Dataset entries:
##########

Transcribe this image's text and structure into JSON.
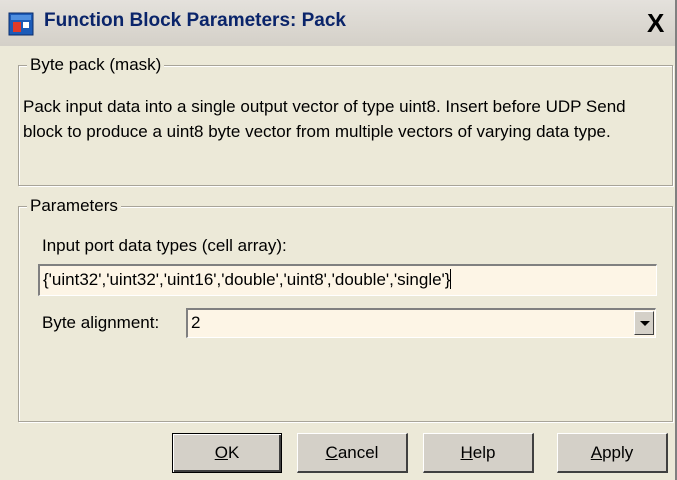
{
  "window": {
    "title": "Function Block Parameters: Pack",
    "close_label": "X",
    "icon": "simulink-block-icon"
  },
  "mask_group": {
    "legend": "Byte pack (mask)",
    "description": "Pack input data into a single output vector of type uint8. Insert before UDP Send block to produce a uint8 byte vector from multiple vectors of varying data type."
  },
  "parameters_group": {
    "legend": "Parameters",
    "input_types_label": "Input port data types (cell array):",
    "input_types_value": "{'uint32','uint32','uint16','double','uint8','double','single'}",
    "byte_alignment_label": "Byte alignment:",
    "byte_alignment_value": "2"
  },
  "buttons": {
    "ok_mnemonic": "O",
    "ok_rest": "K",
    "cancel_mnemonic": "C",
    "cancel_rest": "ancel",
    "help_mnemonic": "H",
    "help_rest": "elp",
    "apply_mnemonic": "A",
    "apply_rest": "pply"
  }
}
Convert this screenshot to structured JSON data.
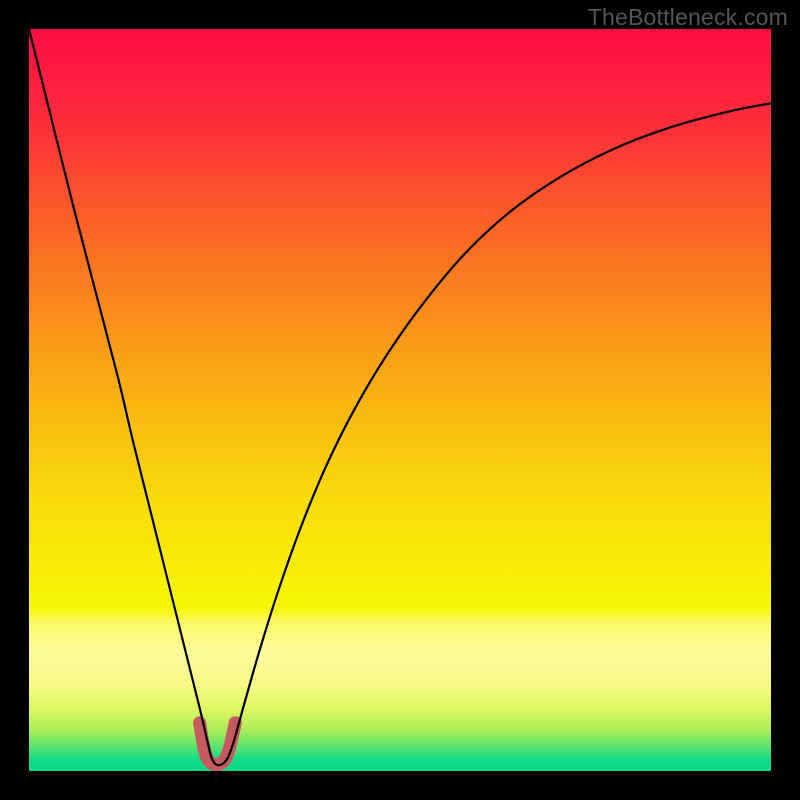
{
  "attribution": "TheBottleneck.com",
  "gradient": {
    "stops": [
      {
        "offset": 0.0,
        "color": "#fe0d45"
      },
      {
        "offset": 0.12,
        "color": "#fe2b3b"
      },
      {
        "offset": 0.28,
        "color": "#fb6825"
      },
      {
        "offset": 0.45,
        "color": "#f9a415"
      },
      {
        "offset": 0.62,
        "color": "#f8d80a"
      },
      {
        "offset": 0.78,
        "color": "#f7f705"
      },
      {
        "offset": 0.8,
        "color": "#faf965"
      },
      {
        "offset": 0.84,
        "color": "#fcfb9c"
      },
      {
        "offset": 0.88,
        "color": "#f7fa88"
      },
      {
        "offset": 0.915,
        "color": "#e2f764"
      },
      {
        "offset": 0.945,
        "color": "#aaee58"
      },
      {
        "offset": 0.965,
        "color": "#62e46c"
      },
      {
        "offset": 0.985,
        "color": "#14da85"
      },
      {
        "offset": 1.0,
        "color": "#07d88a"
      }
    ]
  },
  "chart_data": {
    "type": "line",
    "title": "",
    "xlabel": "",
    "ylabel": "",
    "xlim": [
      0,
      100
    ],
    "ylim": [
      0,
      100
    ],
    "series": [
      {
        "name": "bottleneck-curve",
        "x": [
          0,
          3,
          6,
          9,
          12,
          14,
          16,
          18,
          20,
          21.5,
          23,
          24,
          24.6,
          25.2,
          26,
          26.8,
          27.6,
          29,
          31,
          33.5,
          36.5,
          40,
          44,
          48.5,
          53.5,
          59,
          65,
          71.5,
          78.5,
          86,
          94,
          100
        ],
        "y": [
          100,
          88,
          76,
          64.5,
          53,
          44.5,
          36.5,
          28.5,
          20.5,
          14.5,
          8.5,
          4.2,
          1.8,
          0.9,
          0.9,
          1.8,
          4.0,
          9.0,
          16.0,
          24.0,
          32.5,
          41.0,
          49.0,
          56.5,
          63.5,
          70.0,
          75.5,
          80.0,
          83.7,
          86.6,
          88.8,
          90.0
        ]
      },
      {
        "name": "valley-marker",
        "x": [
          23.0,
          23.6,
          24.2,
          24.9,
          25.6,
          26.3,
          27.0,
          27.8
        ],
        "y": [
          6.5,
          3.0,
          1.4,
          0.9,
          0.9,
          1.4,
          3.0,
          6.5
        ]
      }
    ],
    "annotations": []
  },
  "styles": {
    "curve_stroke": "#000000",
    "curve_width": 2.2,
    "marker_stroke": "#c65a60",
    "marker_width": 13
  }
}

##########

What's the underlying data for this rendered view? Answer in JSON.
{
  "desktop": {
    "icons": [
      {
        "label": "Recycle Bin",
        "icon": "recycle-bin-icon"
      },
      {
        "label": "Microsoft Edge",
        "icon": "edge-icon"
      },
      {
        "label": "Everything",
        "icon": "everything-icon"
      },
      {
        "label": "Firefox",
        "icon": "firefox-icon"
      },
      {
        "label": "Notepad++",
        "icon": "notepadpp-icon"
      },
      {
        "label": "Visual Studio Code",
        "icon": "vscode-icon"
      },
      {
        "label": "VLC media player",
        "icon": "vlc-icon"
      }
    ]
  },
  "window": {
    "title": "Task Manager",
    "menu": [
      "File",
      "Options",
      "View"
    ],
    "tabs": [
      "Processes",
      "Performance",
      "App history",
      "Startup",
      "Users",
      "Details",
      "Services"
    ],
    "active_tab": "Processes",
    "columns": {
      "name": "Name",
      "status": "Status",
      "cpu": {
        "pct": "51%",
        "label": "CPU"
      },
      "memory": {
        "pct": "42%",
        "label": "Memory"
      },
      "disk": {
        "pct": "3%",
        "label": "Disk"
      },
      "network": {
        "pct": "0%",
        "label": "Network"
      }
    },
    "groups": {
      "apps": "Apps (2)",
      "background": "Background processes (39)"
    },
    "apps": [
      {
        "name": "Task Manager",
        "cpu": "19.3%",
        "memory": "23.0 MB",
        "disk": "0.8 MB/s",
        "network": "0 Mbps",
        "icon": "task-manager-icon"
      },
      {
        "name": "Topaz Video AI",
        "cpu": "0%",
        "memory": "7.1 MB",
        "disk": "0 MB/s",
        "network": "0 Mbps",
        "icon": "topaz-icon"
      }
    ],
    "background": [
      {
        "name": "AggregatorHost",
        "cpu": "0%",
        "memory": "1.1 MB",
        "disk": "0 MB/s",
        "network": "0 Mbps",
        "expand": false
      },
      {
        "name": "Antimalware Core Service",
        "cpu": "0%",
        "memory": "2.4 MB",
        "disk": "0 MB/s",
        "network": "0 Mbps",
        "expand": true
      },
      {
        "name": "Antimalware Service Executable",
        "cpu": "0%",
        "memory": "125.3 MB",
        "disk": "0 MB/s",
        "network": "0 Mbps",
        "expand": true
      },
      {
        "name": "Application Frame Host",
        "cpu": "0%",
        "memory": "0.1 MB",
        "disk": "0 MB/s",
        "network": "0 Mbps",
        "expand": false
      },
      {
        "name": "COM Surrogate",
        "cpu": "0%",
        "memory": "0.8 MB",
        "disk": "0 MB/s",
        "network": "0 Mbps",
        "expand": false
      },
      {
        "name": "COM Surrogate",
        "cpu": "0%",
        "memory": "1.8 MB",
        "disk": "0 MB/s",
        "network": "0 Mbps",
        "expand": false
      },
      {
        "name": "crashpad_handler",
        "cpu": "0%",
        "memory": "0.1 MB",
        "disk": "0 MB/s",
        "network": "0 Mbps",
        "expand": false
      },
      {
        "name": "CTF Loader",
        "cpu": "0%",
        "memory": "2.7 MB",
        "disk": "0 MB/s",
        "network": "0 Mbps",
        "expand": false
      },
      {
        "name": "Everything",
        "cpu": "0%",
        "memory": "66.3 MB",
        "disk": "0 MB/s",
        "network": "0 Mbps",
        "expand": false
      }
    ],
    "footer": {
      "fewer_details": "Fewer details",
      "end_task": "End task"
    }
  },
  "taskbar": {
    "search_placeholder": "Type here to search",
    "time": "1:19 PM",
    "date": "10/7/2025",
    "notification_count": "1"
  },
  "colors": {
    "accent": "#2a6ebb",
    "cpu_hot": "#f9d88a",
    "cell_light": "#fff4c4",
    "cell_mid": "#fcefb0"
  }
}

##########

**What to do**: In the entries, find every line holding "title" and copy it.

**Written response**:
    "title": "Function Block Parameters: Pack",
    "title": "",
    "title": "Task Manager",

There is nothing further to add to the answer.